merely a patriotic pastime. For our opponents, though,
manipulating these bureaucratic guidelines for power and
profit is what they do for a living.

They`ve outsmarted us before. Consider the fate of the Multiracial
category in the 2000 Census. Many conservatives were
quietly pleased that the Census for the first time
allowed individuals to identify themselves as belonging
to more than one race because the NAACP and other race
racketeers were aghast that the size of their quotas
might be diminished. Well,
the last laugh was on us
. Clinton`s Office of
Management & Budget quietly announced,
“Responses that combine one minority race and white
are [to be] allocated to the minority race.” In
other words, the notorious “One Drop Rule” was
re-instituted and even extended to races like the
American Indian where it had not previously applied.

So, allowing multiracial responses actually made quotas larger.

The problem with getting rid of racial categories is that some (although
not all) of these labels describe fairly coherent human
lineages, which differ in important ways. Connerly`s
Racial Privacy Initiative, for example, exempts a
variety of uses of racial classifications.
The use of racial classifications in government
funded medical research would be allowed: “The
classifying of medical research subjects shall be
exempt.” This is highly prudent because scientists are
increasingly discovering racial differences in responses
to medicine. The Food & Drug Administration, for
instance, recently issued a “letter of
approvability” for a new heart medicine intended to
be prescribed only to blacks. The
Financial
Times
reported
,
“Human trials of BiDil showed the drug reduced
mortality in 66 per cent of African Americans, but
proved of little benefit to whites.”

Further, when a skeleton is found in the woods, police forensic
anthropologists would still be allowed to fill in the
Big Four categories of forensic science: race, sex, age,
and height: “Nothing in this section shall prevent
law enforcement officers, while carrying out their law
enforcement duties, from describing particular persons
in otherwise lawful ways.”

Penitentiary wardens could still segregate prisoners by race to halt
race riots and police lieutenants wouldn`t have to be
colorblind in assigning undercover cops to infiltrate
racially-based gangs: “Otherwise lawful assignment
of prisoners and undercover law enforcement officers
shall be exempt from this section.”

These may, or may not be, minor exceptions to Connerly`s admirable
vision.
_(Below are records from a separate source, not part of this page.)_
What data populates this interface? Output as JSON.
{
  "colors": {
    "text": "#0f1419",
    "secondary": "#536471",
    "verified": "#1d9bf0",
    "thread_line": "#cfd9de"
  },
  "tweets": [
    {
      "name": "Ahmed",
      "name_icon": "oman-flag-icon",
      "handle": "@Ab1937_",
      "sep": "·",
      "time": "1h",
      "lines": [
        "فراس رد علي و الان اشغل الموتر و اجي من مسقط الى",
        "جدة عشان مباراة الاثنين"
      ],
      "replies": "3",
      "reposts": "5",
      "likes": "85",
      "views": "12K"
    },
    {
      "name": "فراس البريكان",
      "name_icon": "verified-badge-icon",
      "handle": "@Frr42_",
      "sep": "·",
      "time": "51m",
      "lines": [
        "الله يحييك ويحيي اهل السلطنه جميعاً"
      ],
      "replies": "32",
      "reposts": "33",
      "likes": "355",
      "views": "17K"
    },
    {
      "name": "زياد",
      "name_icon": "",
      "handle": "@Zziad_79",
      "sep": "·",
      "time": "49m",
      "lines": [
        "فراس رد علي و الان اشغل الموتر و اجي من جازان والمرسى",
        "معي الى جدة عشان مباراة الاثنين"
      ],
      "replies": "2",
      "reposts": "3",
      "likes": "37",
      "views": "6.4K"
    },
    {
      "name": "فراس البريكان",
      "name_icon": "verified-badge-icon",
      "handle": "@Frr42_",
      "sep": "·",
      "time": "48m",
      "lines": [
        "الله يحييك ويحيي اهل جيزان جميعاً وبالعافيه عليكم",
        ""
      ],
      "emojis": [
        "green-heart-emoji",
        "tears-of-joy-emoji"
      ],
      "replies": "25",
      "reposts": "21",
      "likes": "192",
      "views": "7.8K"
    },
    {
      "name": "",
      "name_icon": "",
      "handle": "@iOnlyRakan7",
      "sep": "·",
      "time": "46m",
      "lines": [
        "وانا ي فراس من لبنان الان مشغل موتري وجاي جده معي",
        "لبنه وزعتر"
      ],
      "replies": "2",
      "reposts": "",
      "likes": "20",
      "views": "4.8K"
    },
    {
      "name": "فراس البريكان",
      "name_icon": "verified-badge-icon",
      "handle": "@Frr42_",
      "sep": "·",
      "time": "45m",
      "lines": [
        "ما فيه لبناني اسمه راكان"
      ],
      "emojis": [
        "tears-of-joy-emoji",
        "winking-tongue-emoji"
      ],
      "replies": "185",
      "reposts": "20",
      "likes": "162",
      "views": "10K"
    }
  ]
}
But they do show that – for at least some
purposes – race actually is a highly useful and
reasonable classification. While “official
colorblindness” may very often be the best tactical
response to racial diversity, it still is a form of
blindness, a self-imposed denial of potentially relevant
information.

I don`t want to come out against the Racial Privacy Initiative, but I do
want to point out that race is such an important fact of
human life that it does have legitimate uses.

Why is race so important? In the next two columns I`m going to look at
the genetic data that helps explain why the seemingly
crude “black” and “white”
classifications, which are still based on the old One
Drop of Blood criterion, still turn out to be relevant
to a host of issues.

NEXT: The Reality Of Race



[Steve Sailer [email
him] is founder of the Human Biodiversity Institute and


movie critic
for


The American Conservative
.
His website


www.iSteve.blogspot.com
features his daily
blog.]

June 08,
2001